[[ Exercise data open ]]

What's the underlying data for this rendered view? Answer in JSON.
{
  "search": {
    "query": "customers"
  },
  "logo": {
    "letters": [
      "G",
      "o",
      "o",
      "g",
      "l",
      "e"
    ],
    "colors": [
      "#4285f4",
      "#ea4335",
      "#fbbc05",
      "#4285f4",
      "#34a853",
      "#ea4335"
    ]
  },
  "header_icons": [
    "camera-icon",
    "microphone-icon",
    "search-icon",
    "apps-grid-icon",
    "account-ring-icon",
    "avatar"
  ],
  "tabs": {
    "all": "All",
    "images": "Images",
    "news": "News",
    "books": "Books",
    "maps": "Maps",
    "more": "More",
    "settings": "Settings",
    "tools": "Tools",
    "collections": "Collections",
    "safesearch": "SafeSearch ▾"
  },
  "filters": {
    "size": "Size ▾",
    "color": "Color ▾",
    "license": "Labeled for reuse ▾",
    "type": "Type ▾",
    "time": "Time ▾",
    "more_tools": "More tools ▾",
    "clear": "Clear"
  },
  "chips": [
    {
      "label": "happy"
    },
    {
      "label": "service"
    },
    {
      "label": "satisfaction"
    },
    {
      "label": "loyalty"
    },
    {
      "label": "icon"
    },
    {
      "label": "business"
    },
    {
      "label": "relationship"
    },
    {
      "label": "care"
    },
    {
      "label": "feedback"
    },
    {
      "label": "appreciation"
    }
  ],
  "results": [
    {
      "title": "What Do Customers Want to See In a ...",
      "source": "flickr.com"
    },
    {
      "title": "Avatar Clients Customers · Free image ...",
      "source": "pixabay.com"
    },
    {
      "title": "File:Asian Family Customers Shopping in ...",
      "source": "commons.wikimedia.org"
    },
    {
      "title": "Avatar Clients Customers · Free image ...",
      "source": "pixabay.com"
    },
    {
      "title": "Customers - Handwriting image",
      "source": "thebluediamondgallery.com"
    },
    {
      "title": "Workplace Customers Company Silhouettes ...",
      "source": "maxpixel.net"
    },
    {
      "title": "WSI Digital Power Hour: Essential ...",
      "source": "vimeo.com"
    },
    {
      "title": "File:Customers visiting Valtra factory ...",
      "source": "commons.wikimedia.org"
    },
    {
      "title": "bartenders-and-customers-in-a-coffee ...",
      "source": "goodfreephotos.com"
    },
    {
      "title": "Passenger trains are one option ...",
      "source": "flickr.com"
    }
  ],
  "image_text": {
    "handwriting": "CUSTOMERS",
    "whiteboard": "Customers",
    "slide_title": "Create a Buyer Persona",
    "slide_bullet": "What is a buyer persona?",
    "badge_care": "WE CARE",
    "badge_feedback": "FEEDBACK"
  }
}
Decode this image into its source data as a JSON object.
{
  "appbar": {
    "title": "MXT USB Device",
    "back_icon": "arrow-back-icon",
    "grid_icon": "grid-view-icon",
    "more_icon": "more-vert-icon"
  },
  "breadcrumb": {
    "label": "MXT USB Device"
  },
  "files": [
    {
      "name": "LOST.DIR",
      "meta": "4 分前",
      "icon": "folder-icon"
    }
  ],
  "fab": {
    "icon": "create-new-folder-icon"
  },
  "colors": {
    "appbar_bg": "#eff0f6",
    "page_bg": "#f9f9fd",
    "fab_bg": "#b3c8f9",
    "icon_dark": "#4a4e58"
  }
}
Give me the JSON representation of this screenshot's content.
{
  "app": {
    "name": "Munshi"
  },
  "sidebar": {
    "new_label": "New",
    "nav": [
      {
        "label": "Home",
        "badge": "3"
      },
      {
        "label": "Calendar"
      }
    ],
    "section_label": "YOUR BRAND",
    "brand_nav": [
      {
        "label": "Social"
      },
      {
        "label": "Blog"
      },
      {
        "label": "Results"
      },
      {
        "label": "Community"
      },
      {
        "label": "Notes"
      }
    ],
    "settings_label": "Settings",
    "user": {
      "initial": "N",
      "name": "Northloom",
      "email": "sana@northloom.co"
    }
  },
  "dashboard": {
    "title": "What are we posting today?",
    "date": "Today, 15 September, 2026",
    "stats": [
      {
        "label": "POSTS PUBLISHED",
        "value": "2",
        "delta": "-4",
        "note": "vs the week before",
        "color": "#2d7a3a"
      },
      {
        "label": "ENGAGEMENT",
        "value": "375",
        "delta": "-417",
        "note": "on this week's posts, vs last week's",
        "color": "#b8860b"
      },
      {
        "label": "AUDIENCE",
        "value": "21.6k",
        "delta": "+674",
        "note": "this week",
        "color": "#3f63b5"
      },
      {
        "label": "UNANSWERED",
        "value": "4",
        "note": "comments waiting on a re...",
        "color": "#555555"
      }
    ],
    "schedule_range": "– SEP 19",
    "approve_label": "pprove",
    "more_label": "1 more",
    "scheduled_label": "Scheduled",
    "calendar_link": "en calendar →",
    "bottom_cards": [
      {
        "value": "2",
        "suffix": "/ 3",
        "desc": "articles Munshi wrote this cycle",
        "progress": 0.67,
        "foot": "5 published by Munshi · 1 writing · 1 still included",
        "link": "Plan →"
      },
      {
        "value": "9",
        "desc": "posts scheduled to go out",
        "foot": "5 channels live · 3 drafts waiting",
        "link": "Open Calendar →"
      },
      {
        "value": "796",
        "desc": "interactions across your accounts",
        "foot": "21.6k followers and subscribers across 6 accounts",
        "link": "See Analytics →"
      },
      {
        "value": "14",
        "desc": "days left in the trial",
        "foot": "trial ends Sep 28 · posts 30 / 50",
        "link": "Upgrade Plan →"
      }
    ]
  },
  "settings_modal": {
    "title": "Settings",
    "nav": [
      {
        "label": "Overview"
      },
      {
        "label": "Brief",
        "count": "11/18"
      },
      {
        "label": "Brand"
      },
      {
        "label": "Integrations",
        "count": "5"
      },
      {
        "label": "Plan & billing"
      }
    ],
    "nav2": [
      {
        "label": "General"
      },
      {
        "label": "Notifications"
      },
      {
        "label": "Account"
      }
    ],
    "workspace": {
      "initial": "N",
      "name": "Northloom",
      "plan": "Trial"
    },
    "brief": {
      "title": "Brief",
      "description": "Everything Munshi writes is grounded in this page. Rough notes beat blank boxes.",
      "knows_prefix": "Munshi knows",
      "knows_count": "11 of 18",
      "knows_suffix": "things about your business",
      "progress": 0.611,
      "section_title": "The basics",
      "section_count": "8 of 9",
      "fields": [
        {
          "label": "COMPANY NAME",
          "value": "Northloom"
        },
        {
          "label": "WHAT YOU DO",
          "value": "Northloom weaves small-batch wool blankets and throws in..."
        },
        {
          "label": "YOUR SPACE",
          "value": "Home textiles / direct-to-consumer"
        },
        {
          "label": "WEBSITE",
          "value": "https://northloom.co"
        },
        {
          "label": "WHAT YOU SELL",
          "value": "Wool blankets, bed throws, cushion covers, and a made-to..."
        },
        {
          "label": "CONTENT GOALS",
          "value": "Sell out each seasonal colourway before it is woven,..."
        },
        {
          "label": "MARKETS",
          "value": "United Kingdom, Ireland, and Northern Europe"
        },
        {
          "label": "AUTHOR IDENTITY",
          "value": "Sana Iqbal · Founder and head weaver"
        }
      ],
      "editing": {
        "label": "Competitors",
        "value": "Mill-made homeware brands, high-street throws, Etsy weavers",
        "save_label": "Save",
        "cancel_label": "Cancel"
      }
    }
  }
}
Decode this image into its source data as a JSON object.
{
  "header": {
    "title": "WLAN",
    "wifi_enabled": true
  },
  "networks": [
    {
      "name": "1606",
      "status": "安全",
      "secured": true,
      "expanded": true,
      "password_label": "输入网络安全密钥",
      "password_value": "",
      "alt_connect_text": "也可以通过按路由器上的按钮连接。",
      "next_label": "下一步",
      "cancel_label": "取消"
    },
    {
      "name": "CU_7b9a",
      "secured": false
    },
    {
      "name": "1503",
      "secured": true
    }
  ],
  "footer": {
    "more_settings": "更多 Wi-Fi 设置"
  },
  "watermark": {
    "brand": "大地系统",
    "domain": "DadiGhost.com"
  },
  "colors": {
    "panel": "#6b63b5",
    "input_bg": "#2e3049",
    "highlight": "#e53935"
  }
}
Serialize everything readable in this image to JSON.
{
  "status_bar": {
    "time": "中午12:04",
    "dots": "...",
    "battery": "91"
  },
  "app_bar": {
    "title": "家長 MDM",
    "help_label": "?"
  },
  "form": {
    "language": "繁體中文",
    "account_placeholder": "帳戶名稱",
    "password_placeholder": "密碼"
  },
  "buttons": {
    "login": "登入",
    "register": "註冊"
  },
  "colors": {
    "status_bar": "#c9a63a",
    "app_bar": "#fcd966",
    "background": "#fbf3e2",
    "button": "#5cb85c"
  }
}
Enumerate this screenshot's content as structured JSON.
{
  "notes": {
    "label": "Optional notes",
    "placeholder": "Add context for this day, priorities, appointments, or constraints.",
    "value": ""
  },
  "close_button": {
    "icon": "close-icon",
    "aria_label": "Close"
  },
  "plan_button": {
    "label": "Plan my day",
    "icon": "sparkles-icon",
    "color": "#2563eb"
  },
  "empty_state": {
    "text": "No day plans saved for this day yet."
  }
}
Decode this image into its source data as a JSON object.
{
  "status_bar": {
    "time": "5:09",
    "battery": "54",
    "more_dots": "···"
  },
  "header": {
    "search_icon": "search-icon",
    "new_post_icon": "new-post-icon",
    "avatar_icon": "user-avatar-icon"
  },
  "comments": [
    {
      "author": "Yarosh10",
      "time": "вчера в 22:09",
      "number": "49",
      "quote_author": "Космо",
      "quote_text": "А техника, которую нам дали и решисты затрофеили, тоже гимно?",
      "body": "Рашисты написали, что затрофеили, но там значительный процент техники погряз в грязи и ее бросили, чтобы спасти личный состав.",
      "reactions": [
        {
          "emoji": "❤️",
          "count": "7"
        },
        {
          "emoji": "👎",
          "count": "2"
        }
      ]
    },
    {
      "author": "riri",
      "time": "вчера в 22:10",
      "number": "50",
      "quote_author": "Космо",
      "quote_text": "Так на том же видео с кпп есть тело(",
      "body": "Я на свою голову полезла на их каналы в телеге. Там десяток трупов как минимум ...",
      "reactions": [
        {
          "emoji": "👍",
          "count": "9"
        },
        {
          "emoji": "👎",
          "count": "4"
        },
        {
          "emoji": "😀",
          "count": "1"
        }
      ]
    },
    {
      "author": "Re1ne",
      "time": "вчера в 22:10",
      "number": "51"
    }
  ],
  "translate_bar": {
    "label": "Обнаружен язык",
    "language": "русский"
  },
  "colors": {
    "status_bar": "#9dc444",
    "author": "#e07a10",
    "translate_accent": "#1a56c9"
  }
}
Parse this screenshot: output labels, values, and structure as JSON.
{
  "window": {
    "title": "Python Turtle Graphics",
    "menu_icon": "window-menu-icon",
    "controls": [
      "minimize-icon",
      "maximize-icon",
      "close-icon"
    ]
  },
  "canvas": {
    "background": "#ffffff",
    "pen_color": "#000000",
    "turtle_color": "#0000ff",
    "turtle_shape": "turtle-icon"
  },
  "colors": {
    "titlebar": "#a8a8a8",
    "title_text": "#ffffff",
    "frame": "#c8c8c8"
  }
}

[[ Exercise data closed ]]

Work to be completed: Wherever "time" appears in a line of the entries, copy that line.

Task answer:
    "time": "Time ▾",
    "time": "中午12:04",
    "time": "5:09",
      "time": "вчера в 22:09",
      "time": "вчера в 22:10",
      "time": "вчера в 22:10",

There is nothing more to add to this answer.